My first memory of neglect was in the cot screaming for my mother to come, but she deliberately stayed away. She didn't know how to meet her own needs, so meeting mine triggered often uncontrollable anger towards me. Her idea of keeping me safe was to distance herself so she stayed away in case she hurt me. She could be loving one minute and in meltdown the next. I felt so sorry for her because I knew she did not mean it. I learned to subvert my own needs to meet hers. My first memory of abuse was at my friend's house at the hands of her very manipulative father. In my lifetime I have suffered sexual abuse and rape at the hands of four different men. I internalised it all. I thought no one would believe this all happened to one person. Who would I tell anyway? I was so ashamed and wanted to forget. Some memories I had pushed so far down in my own mind that I didn't remember until I was much older and had support. The police in those days tended to blame and mistrust the victim, I tried telling them once. I know policies and procedures have changed but it is still very difficult to admit such horrible things.
I am an adult now, at 51 to some I may be considered middle aged. I am healthy and have Spirit family in different parts of the world who really see and support me in my life's journey. Getting here has not been easy. Trauma has a big impact on how I have viewed myself and my right to be loved, seen or heard. How do we build security from within when we have been violated, when those we have trusted have manipulated or groomed us to believe we are powerless or voiceless?
For many years I thought my fears, my anxiety my hypervigilance and lack of self-confidence was just unique to me and my life circumstances. When I found out that what I feel and experience is common for those who have been neglected or abused, I felt liberated. I felt I had a chance to rebuild my inner world, be safer in expressing my abilities, and lastly the momentum to stay out of the story or victimhood of my circumstances but instead change my response to it all.
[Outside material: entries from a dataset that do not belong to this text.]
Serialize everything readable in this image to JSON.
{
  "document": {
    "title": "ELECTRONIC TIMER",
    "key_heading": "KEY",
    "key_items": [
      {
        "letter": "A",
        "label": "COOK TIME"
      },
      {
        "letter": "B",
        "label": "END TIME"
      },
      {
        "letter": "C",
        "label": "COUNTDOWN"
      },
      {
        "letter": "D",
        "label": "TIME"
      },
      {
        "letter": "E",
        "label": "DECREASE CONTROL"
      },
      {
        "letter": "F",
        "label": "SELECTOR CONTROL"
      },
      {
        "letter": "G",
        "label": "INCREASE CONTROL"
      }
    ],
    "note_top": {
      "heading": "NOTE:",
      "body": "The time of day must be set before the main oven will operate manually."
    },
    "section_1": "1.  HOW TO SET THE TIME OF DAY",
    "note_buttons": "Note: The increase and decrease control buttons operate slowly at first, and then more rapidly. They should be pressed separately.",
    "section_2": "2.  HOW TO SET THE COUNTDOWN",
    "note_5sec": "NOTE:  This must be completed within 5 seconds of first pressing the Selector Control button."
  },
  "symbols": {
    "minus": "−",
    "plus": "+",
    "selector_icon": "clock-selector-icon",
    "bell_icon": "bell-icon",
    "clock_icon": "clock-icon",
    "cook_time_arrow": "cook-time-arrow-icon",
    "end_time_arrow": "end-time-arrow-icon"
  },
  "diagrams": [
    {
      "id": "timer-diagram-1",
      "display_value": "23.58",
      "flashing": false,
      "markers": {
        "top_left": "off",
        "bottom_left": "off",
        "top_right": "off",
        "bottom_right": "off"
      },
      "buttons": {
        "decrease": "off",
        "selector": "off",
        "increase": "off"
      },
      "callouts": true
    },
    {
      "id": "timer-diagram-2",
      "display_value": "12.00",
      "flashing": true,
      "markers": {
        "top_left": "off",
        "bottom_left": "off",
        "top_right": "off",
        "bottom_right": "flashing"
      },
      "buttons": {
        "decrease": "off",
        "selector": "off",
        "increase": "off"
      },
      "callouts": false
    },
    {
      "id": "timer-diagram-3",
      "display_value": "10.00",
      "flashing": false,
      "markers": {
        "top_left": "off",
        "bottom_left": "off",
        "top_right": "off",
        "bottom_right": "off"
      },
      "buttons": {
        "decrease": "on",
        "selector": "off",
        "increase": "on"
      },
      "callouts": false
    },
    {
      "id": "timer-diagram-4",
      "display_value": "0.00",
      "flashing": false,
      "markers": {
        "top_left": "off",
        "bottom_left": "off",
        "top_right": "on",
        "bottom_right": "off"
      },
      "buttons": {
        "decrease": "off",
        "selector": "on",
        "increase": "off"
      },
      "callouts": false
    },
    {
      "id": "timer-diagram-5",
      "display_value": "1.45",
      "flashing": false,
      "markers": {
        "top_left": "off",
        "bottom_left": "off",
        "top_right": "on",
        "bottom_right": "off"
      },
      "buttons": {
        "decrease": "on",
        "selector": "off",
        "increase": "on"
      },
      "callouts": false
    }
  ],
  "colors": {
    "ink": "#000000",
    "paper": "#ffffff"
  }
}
Facing the emotional and sometimes somatic (feelings in the body) has been the hardest thing. Somedays I have just been flooded with grief, shock, overwhelming sadness or a sense of being frozen. Luckily I have good professional and spiritual support both in counselling and in bodywork. I have been able to become a witness to my traumatised child self rather than being stuck viewing the world from that place.
When I look around me, I see so many women who have also been sexually abused, discriminated against because of social economic circumstances beyond their control or because of, race, gender, colour sexual orientation or just because they are vulnerable and unprotected in their family of origin. It would be so easy to despair, but I know we have the ability to change the patterning in ourselves and to change the intergenerational trauma from continuing down the line. When we really dive in with courage to heal ourselves we are actually healing generations, and that's what feeds my hope, that it ends with me. It is sacred work, our past Ancestors benefit as do our future ones. I truly believe this. For so long I felt alone, isolated, unloved, unseen. I had to change it or this world would have been too cold for me to stay in.
I have a clearer view of myself now, sitting in my own seat and making my own decisions that are not so clouded by these traumatised parts. I have some hope